ASSIGNMENT >> How many lines in the data below contain the string "Pagina"? Answer with the number only.

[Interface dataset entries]
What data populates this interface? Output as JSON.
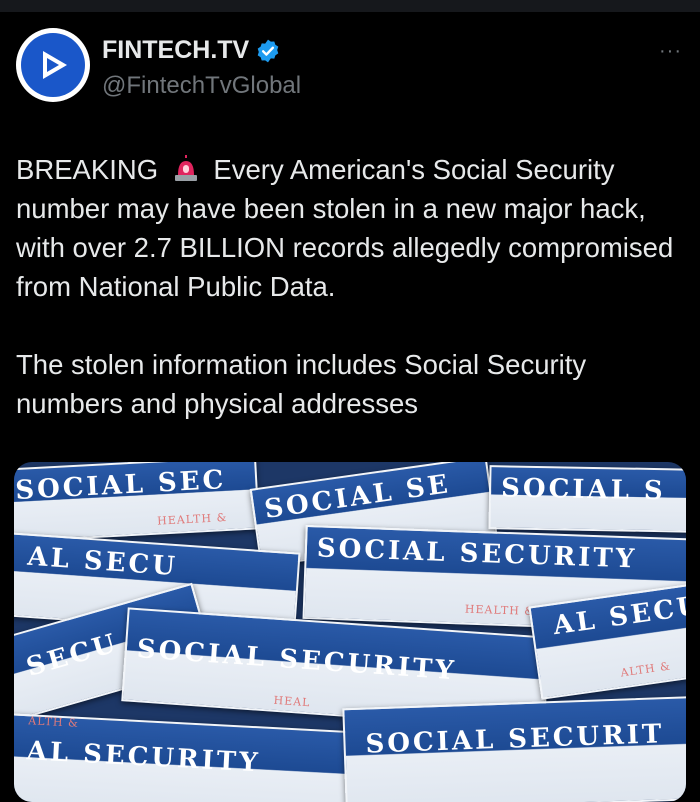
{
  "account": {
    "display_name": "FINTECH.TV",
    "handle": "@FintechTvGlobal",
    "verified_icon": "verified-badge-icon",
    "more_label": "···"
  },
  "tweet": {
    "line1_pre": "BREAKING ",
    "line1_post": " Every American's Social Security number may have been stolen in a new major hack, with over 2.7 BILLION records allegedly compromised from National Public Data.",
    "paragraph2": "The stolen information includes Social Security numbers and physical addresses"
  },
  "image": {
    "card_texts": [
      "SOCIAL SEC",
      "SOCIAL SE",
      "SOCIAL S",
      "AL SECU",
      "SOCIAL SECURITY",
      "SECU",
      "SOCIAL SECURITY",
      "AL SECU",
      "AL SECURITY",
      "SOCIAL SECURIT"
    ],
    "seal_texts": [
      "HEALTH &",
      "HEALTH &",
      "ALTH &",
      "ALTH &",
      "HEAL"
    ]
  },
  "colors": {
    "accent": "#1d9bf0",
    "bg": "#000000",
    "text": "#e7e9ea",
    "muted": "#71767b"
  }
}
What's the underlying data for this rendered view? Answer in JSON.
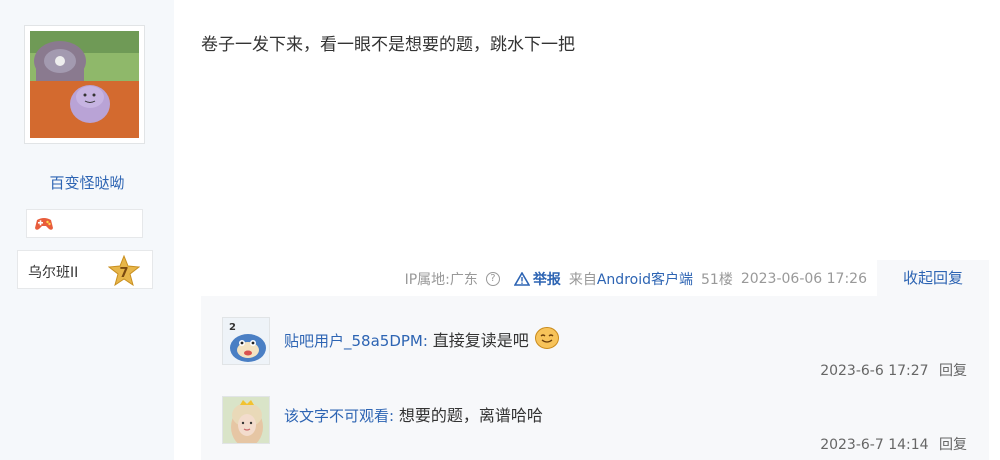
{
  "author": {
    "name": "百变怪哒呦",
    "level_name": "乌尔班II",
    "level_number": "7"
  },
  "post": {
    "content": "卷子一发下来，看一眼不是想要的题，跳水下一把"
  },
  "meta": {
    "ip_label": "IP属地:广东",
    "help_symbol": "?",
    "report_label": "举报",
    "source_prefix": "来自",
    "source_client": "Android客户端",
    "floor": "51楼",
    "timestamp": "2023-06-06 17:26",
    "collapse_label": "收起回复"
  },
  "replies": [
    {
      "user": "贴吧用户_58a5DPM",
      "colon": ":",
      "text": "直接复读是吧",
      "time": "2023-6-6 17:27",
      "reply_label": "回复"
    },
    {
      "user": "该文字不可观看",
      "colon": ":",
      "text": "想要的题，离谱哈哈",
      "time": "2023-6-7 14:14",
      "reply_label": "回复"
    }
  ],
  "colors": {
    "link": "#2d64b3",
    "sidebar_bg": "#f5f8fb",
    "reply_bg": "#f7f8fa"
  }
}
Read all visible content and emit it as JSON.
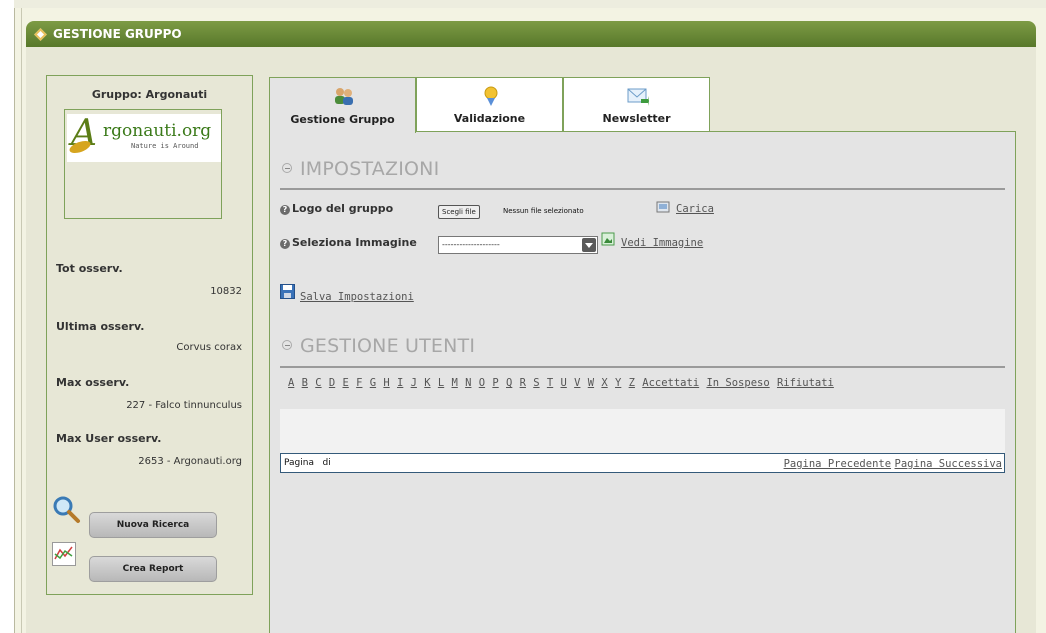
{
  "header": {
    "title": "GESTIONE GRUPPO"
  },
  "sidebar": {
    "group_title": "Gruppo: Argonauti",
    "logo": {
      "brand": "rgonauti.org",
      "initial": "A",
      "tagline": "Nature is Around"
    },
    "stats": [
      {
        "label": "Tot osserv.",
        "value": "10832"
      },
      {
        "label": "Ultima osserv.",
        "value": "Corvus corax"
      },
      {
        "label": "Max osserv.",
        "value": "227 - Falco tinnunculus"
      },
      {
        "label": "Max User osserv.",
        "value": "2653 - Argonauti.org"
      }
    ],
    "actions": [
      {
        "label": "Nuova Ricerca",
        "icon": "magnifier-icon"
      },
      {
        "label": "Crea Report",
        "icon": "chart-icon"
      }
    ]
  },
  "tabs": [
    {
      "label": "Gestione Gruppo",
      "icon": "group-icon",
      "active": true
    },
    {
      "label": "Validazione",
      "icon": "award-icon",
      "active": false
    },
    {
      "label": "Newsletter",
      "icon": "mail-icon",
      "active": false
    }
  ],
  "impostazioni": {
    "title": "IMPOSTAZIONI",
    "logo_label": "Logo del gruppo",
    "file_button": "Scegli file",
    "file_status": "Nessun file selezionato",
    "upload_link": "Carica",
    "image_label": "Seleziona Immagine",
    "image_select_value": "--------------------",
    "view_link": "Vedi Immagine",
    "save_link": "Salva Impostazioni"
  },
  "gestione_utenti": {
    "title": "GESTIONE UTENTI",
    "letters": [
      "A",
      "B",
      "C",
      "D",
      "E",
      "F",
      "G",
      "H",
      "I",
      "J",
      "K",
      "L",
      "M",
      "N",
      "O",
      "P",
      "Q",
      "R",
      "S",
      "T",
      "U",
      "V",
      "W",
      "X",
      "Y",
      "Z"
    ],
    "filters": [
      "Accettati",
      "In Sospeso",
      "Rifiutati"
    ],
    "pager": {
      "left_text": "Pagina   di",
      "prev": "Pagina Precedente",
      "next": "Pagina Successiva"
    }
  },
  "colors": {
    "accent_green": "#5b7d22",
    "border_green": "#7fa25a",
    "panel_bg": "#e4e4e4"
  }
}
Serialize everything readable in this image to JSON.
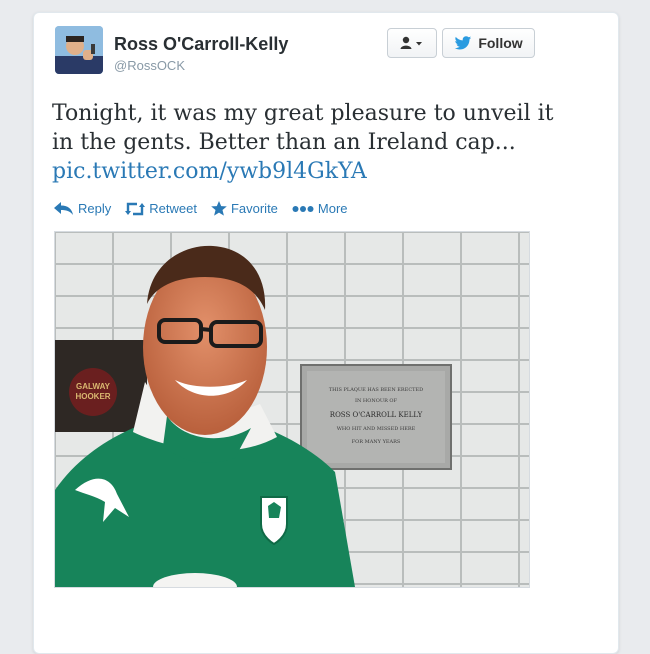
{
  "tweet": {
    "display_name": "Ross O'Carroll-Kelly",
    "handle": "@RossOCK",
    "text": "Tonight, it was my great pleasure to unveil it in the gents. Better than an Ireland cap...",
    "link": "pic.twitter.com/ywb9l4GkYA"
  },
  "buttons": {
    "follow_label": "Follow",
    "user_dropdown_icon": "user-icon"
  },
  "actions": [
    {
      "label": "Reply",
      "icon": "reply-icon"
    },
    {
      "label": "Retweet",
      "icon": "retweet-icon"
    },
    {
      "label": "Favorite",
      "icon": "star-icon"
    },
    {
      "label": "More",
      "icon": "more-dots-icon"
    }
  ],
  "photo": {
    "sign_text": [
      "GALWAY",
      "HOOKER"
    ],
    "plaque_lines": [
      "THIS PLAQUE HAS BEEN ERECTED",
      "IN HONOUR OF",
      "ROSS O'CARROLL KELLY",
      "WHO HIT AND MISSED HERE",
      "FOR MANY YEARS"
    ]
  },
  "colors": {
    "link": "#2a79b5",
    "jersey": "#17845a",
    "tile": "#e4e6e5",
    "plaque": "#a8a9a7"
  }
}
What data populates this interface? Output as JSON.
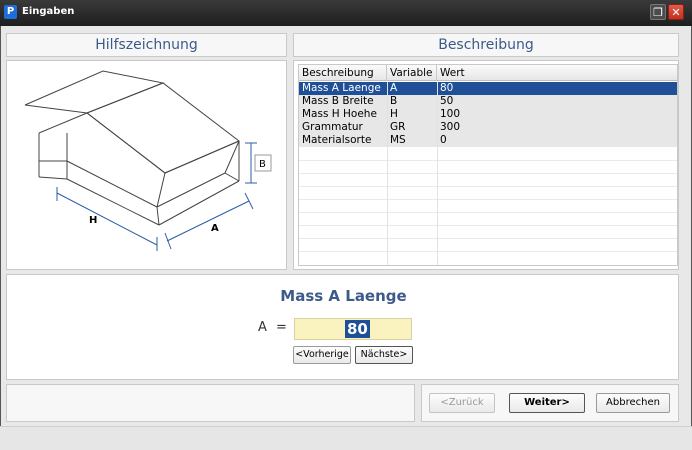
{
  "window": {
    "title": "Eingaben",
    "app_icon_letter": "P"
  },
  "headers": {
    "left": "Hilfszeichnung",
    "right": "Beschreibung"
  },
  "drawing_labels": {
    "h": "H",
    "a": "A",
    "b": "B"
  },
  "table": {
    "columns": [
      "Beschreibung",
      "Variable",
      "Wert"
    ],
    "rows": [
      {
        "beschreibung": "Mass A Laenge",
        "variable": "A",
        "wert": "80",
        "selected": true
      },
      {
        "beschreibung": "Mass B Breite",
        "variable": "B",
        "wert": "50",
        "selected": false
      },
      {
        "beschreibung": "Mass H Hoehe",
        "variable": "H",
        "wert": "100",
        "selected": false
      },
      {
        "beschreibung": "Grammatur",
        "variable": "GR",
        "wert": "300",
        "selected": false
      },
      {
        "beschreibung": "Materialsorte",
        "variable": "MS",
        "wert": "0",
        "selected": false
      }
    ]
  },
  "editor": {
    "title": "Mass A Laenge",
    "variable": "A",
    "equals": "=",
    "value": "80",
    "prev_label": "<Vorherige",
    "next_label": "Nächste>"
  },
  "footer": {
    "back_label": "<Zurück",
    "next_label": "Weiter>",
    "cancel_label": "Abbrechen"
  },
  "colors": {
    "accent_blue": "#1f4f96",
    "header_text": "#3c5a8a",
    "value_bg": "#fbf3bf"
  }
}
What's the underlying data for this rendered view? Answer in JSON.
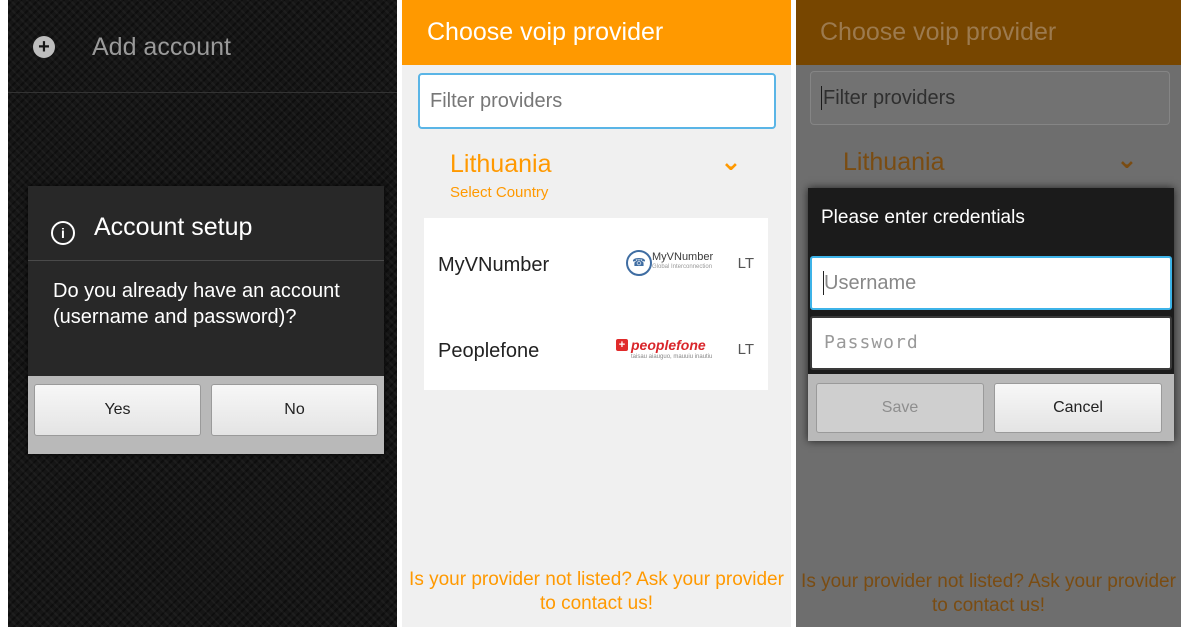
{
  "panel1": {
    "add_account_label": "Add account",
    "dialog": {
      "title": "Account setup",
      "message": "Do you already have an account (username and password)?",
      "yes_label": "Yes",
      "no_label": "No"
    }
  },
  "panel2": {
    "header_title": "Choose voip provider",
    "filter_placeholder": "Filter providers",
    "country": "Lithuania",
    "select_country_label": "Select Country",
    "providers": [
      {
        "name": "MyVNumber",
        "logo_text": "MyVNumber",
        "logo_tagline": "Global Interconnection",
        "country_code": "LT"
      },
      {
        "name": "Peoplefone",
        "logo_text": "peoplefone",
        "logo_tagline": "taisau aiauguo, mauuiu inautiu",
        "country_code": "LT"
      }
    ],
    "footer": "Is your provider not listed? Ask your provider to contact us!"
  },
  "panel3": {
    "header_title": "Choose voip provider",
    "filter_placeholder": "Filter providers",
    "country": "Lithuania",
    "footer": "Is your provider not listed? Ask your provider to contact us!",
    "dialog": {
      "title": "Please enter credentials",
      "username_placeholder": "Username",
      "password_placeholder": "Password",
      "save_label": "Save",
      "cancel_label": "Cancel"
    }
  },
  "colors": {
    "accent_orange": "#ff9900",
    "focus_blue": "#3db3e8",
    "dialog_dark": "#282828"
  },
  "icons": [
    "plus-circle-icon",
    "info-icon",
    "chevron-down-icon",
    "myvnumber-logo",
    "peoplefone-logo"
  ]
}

RESULT OF THE TASK >> 3